More Reasons to Take Fish Oil
Clinical trials have focused on the cardiovascular benefits of omega-3 fatty acids derived from fish oil.
More recent data show the biological effects that omega-3s confer extend beyond cardiovascular issues and impact virtually every aspect of our health.
A meta-analysis published last year found that the highest
consumption of omega-3s from fish oil was associated with a 14% reduction in the risk of dying from any
cause, compared to the lowest category of consumption.1
Fish-oil benefits range from improved cognition to reduction of metabolic disorders.
In this article, we describe recent studies that evaluate the effects of fish oil on human health
Fish Oil Reduces Death Rates
In 2017, a study was published that looked at the effects of fish-oil ingestion on human mortality rates. The implications from this report pertain to us all.
This analysis revealed a significant 14% reduction in the risk of dying from any
cause in the group consuming the highest, versus the lowest amount of omega-3 fish oil.
Epidemiologists call this “all-cause mortality,” and it serves as an important metric in evaluating the overall effect of any intervention on lifespan.1
To study the longer-term effects of omega-3 consumption, the researchers combined data from more than one million subjects whose fish and fish-oil consumption had been evaluated in 23 separate studies. A separate sub-analysis of six studies involving over 400,000 participants yielded information on omega-3 fats from fish, specifically.1
The researchers undertook this study to resolve lingering questions.
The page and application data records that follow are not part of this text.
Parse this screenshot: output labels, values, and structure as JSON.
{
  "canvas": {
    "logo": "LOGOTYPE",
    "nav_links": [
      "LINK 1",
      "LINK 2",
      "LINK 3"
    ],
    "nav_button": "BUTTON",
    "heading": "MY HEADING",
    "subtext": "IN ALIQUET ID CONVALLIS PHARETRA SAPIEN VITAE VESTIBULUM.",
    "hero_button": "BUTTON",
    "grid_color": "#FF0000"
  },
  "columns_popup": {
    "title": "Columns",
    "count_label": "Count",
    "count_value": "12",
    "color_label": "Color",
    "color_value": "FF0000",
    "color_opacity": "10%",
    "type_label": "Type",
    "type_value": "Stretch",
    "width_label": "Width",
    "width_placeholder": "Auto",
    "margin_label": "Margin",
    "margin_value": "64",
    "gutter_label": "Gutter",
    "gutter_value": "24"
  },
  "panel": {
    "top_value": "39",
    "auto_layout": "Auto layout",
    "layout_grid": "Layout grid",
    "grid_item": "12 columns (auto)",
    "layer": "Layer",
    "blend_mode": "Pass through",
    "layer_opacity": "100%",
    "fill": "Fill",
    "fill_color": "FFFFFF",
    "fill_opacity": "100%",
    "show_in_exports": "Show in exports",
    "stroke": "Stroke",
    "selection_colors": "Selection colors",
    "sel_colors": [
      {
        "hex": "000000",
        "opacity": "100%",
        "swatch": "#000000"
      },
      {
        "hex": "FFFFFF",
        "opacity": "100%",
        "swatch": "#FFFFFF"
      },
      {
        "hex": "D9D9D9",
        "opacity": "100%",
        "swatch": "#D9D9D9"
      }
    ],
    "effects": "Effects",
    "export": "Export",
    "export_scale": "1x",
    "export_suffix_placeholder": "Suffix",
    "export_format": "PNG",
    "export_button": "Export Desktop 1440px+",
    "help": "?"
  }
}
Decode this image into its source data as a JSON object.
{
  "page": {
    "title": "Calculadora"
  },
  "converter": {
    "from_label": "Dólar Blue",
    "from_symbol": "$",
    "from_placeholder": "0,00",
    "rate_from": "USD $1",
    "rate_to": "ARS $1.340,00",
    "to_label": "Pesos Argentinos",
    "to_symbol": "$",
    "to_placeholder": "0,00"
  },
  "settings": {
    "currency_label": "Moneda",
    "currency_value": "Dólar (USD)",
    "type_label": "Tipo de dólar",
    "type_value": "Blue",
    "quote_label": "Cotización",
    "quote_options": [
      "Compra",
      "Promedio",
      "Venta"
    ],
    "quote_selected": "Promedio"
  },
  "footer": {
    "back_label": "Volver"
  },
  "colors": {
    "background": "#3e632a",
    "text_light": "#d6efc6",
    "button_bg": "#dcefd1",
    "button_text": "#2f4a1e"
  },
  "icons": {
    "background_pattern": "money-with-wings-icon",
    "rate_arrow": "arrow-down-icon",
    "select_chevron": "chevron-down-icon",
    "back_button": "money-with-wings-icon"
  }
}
Regular consumption of the major omega-3s in fish oil (EPA + DHA) has been found to reduce specific health threats like heart arrhythmias, and risk factors for disease and death, like endothelial dysfunction, lipid disturbances, and inflammation.2
Data on all-cause mortality, however, had been clouded by differences in study design and populations.1
In this 2017 published analysis, researchers found a modest but significant 6% reduction in all-cause mortality risk among those eating the most fish compared with those having the lowest fish consumption.
That’s encouraging, but not everyone can manage the US government recommendations of two fish servings per week.3
For this reason, the researchers also evaluated the pooled data from six of the 23 studies relating to intake of the most relevant components of fish, the omega-3s EPA and DHA.1
They found a greater impact against the risk of dying from any
cause among those subjects consuming the most omega-3s. They showed that all-cause mortality risk was 14% lower in those consuming the most EPA/DHA. This is more than double the figure calculated for fish consumption alone.1
Further analysis revealed a 7% reduction in overall risk of dying for each additional 200 mg of fish oil consumed per day.1
From this enormous study, it is clear that people who consume more fish oil are at substantially lower risk of dying from any cause—a worthwhile finding in its own right.
But people die from specific causes that include cardiovascular disorders, obesity, diabetes
, fatty liver, cancer, neurodegenerative diseases, and even major depression.
Underlying these degenerative conditions are pathological processes like inflammation, which we know is strongly associated with most age-related illnesses.
Here, we examine specific ailments that rob us of life quality, and, when severe enough, of life quantity as well.